> _Task instructions_
Only the pictures are to be left out; write out the rest of the data exactly.

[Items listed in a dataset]
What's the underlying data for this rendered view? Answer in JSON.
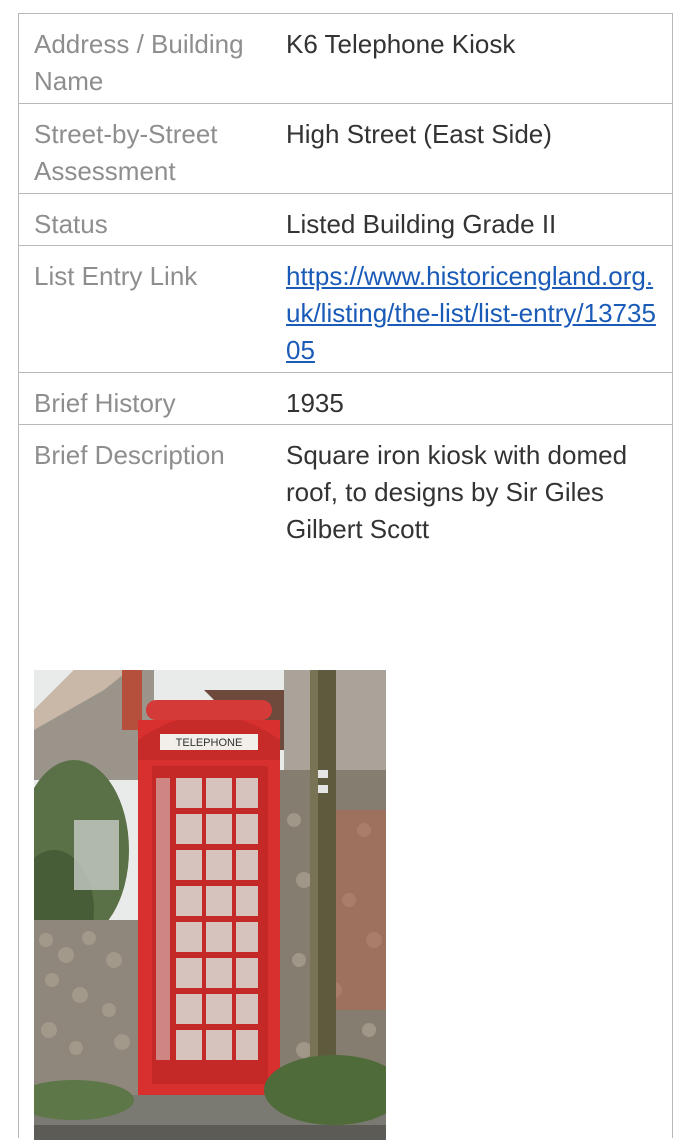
{
  "rows": [
    {
      "label": "Address / Building Name",
      "value": "K6 Telephone Kiosk"
    },
    {
      "label": "Street-by-Street Assessment",
      "value": "High Street (East Side)"
    },
    {
      "label": "Status",
      "value": "Listed Building Grade II"
    },
    {
      "label": "List Entry Link",
      "value": "https://www.historicengland.org.uk/listing/the-list/list-entry/1373505"
    },
    {
      "label": "Brief History",
      "value": "1935"
    },
    {
      "label": "Brief Description",
      "value": "Square iron kiosk with domed roof, to designs by Sir Giles Gilbert Scott"
    }
  ],
  "photo": {
    "sign_text": "TELEPHONE",
    "colors": {
      "kiosk_red": "#d8302f",
      "sky": "#eef0ef",
      "flint_wall": "#8c8578",
      "foliage": "#4f6b3a"
    }
  }
}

> _Answer to this problem_
What's the underlying data for this rendered view? Answer in JSON.
{
  "rows": [
    {
      "label": "Address / Building Name",
      "value": "K6 Telephone Kiosk"
    },
    {
      "label": "Street-by-Street Assessment",
      "value": "High Street (East Side)"
    },
    {
      "label": "Status",
      "value": "Listed Building Grade II"
    },
    {
      "label": "List Entry Link",
      "value": "https://www.historicengland.org.uk/listing/the-list/list-entry/1373505"
    },
    {
      "label": "Brief History",
      "value": "1935"
    },
    {
      "label": "Brief Description",
      "value": "Square iron kiosk with domed roof, to designs by Sir Giles Gilbert Scott"
    }
  ],
  "photo": {
    "sign_text": "TELEPHONE",
    "colors": {
      "kiosk_red": "#d8302f",
      "sky": "#eef0ef",
      "flint_wall": "#8c8578",
      "foliage": "#4f6b3a"
    }
  }
}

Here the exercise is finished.